Today while drafting this post....I noticed there are no cookie recipes in my blog....I really wonder this....It is my pleasure to have share with you a cookie recipe from my dear friend Jehanne of The Cooking Doctor, who needs no introduction to my regular readers....Jehanne, sweet and simple buddy from Singapore is a cardiac doctor by profession and a passionate food blogger who blogs, photographs, writes for BBC magazine, conducts cooking demos, writes cookbooks and in the recent time she has come up with a range of cooking/baking ware under her own label....Today she has bought cookies for us...which make perfect homemade Edible Eid gifts for your loved ones....Do read out....
It was through Ramadhan’s Joy From Fasting To Feasting event, perhaps a good few years ago that I came to know Lubna. A hyderabadi true blood who is passionate about her food, with Mughlai influence and an expert in microwave baking. We share few common traits, including having a daughter of similar age. I love reading her chronicles, gawk on her gorgeous photography and most importantly her recipes are authentic and delicious.
Today I bring her some cookies for the great Ramadhan event that is going stronger by the year, check out what other bloggers bring to her platter day in
day out, talk about the high stamina of blogging in this challenging month!
Last year I shared my Turkish pide recipe for Lubna, and this year, Almond Ghoraybah cookies. You may wonder why cookies? The last leg of Ramadhan for us Malaysians are always enriched with late night baking, and getting ready for the Eid festivities.

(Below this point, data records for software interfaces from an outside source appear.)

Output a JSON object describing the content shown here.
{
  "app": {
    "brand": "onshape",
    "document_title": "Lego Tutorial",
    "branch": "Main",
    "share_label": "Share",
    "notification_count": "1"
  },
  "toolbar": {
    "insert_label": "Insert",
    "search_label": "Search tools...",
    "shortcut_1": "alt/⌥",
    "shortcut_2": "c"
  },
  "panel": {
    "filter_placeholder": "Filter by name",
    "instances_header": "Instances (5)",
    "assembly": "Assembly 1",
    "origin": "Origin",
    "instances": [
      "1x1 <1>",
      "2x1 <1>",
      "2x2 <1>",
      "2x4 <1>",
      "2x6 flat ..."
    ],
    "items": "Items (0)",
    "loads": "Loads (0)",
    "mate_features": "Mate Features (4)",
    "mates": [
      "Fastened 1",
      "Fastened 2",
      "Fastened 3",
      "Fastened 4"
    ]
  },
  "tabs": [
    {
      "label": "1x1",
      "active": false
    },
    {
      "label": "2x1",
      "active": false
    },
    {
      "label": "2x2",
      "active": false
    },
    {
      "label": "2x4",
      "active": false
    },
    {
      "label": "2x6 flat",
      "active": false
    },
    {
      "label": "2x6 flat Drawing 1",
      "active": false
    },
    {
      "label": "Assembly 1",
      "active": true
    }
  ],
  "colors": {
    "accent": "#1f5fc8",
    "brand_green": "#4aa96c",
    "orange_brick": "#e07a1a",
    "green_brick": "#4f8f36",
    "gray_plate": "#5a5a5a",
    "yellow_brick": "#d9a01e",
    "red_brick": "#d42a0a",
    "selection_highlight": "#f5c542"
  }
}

In a nutshell. there are 2 Eids that Muslims celebrate, the Eid ul Fitr which is right after Ramadhan and another is Eid ul Bakr, which is during the Hajj ( pilgrimage) season. I am aware that in some countries the Eid ul Bakr is celebrated with more gusto than Fitr, but in my part of the world, the preparation for Eid ul Fitr start during Ramadhan itself. It is a victory after fasting for a month, and it is also the time to open doors, literally to guests of all religions, to come and celebrate.
This Ramadhan, I in fact baked these almond cookies during the first day of the fasting. Baking is therapeutic for me, and I love the end results of delicious, moreish cookies that I can give to my family, neighbours and friends. These cookies are slightly different than the traditional Moroccan Ghoraybah cookies, in the way that I dip them into icing sugar just before baking. This method produces crinkle effect and also lightly sweetened, perfect with the crunchy almonds.
We will have jars of these for relatives and guests who join us for Iftar gatherings and Syawal ( Eid ul Fitr), so I hope with me sharing the recipe here will encourage all of you to make them for your family too!
Thank you Lubna for the invite to grace your gorgeous website, with my humble offering. May you and family have a blessed Ramadhan and Eid!
Almond Ghoraybah Cookies
- 1 cup Butter
- ¾ cup castor sugar
- 1 large egg
- 1 tsp vanilla
- 1 cup coarse almond meal / ground almond
- 2 cups plain Flour
- 50g toasted Almonds for garnish, halved
- 2 tbsp Icing sugar
- ½ tsp Salt
- Preheat the oven to 170C.
- Cream the butter and sugar until pale and fluffy.
- Add in the egg and vanilla.
- In a bowl combine the ground almond, plain flour and salt.
- Add into the batter and combine to form soft dough.
- Roll small gold balls size cookie dough and dip into the icing sugar.
- Lightly flatten the cookie dough and place on silicone baking mat or greased cookie sheet.
- Place a halved almond in the centre of each cookie.
- Bake for 18 minutes until the edges are golden.
- Keep the cookies in airtight container for up to 4 weeks.
NOTE: You can find updated list of entries @ Joy From Fasting To Feasting - VII.